Detroit Lions: The Horror of It All

Ryne E. HancockCorrespondent IDecember 22, 2008

In the first decade of this relatively new century, Detroit's sports scene has set the tone for success, success that couldn't be mentioned in the same sentence with New York City.

In this decade alone, the Red Wings have won two Stanley Cups, including last season's victory over the Pittsburgh Penguins. They seem ready to do it again in 2009, with most of their nucleus back from last year's championship team.

The Pistons won the NBA title in 2004, and made it back to the NBA Finals the following year, where they would lose to the San Antonio Spurs.

They are in the middle of their most successful run in franchise history, a run that includes two Finals appearances, one NBA title, and six Central Division titles in nine years.

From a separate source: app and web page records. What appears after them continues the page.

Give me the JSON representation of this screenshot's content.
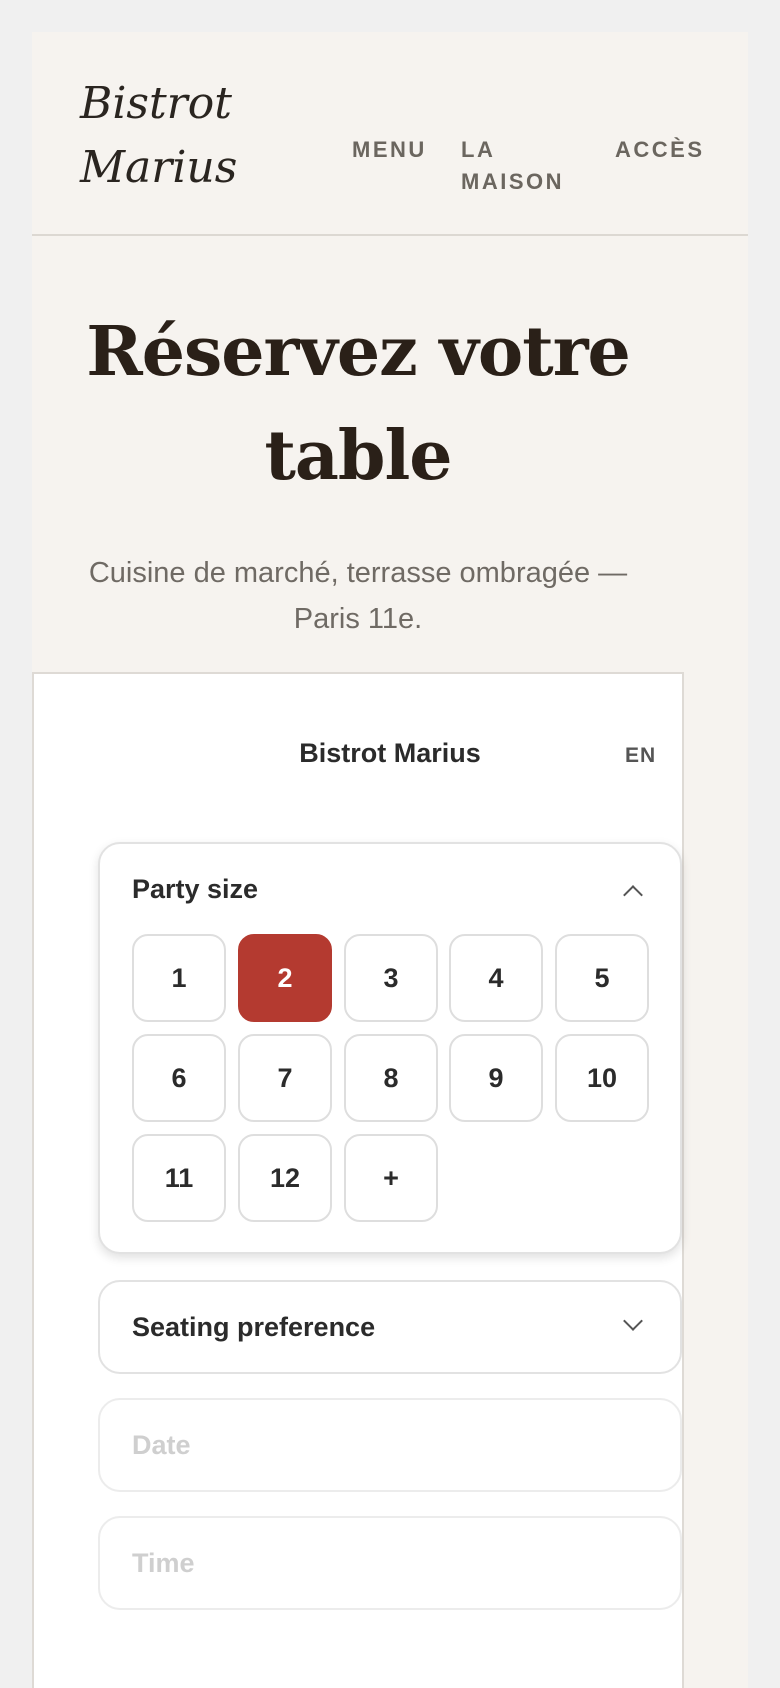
{
  "header": {
    "logo_line1": "Bistrot",
    "logo_line2": "Marius",
    "nav": {
      "menu": "MENU",
      "maison": "LA MAISON",
      "acces": "ACCÈS"
    }
  },
  "hero": {
    "title": "Réservez votre table",
    "subtitle": "Cuisine de marché, terrasse ombragée — Paris 11e."
  },
  "widget": {
    "title": "Bistrot Marius",
    "language": "EN",
    "party_size": {
      "label": "Party size",
      "options": [
        "1",
        "2",
        "3",
        "4",
        "5",
        "6",
        "7",
        "8",
        "9",
        "10",
        "11",
        "12",
        "+"
      ],
      "selected": "2",
      "expanded": true
    },
    "seating": {
      "label": "Seating preference",
      "expanded": false
    },
    "date": {
      "placeholder": "Date"
    },
    "time": {
      "placeholder": "Time"
    }
  },
  "colors": {
    "accent": "#b43a30",
    "page_bg": "#f6f3ef",
    "text_dark": "#2a2018"
  }
}
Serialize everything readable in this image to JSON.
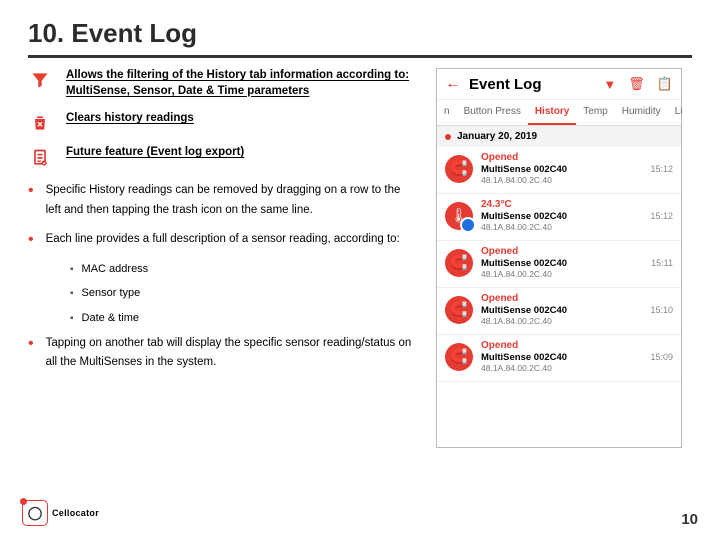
{
  "slide": {
    "title": "10. Event Log",
    "page_number": "10"
  },
  "icons": [
    {
      "name": "filter-icon",
      "text": "Allows the filtering of the History tab information according to: MultiSense, Sensor, Date & Time parameters"
    },
    {
      "name": "clear-icon",
      "text": "Clears history readings"
    },
    {
      "name": "export-icon",
      "text": "Future feature (Event log export)"
    }
  ],
  "bullets": [
    "Specific History readings can be removed by dragging on a row to the left and then tapping the trash icon on the same line.",
    "Each line provides a full description of a sensor reading, according to:",
    "Tapping on another tab will display the specific sensor reading/status on all the MultiSenses in the system."
  ],
  "subbullets": [
    "MAC address",
    "Sensor type",
    "Date & time"
  ],
  "phone": {
    "title": "Event Log",
    "tabs": [
      "n",
      "Button Press",
      "History",
      "Temp",
      "Humidity",
      "Li"
    ],
    "active_tab": "History",
    "date": "January 20, 2019",
    "device_name": "MultiSense 002C40",
    "mac": "48.1A.84.00.2C.40",
    "events": [
      {
        "status": "Opened",
        "time": "15:12",
        "type": "magnet"
      },
      {
        "status": "24.3°C",
        "time": "15:12",
        "type": "temp"
      },
      {
        "status": "Opened",
        "time": "15:11",
        "type": "magnet"
      },
      {
        "status": "Opened",
        "time": "15:10",
        "type": "magnet"
      },
      {
        "status": "Opened",
        "time": "15:09",
        "type": "magnet"
      }
    ]
  },
  "brand": "Cellocator"
}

The Tigers, five years removed from threatening to challenge the 1962 New York Mets for the most losses in baseball history, have rebounded rather nicely, winning the American League pennant in 2006, staying in contention with the Yankees until the final week of the season in 2007, and signing big names like Dontrelle Willis and Miguel Cabrera to lucrative contracts in 2008.

And the Lions? Well, if you count last year's 7-9 record plus the undefeated run they made in the preseason this year, this decade hasn't been kind. It's been horrific.

But it's been that way for the last 50 years, ever since Bobby Layne bolted for Pittsburgh and William Clay Ford bought the team in 1963.

In the last 45 years of Ford ownership, the Lions have had one win in the playoffs, which came in 1991 when they beat the Dallas Cowboys en route to the NFC Championship Game. There they would be hammered by the Washington Redskins, winners of Super Bowl 26 against the Buffalo Bills.

Even the legendary Barry Sanders, who was the only reason why kids like me during the 1990s would watch the Lions play on Sunday afternoons, didn't get a chance to play in a Super Bowl. However, in that decade alone, the Lions had six playoff appearances and were, in most years, contending for the playoffs.

The problem?

Ford and his people couldn't find a system quarterback to bring to Detroit or, even worse, an offensive line that could give Sanders protection when they were going up against the Packers, Bears, or Cowboys.

The list goes on and on for the sins of the Lions in this decade, ranging from cutting Charlie Batch in 2001, to numerous draft busts like Charlie Rogers and Joey Harrington, and to the biggest sin of them all—hiring Matt Millen as team president. This, despite the fact that the guy was best suited for broadcasting rather than dealing with the day-to-day operations of an NFL team.

Apparently, Millen's reign is what leads us to the present. With one more game left in their 2008 season, the Lions are staring down a record no team wants to be known for: 0-16.

After losing against Drew Brees and the New Orleans Saints 42-7 before the second smallest crowd in the history of Ford Field, the ragged men from the Motor City face rival Green Bay next Sunday at Lambeau Field—a place they haven't won since 1991 and their last chance to avoid infamy.

So, as I head to Atlanta on Dec. 28, expect to get a news alert on the Lions being the first 0-16 team in NFL history.

Can't wait to receive my 0-16 shirt in the mail.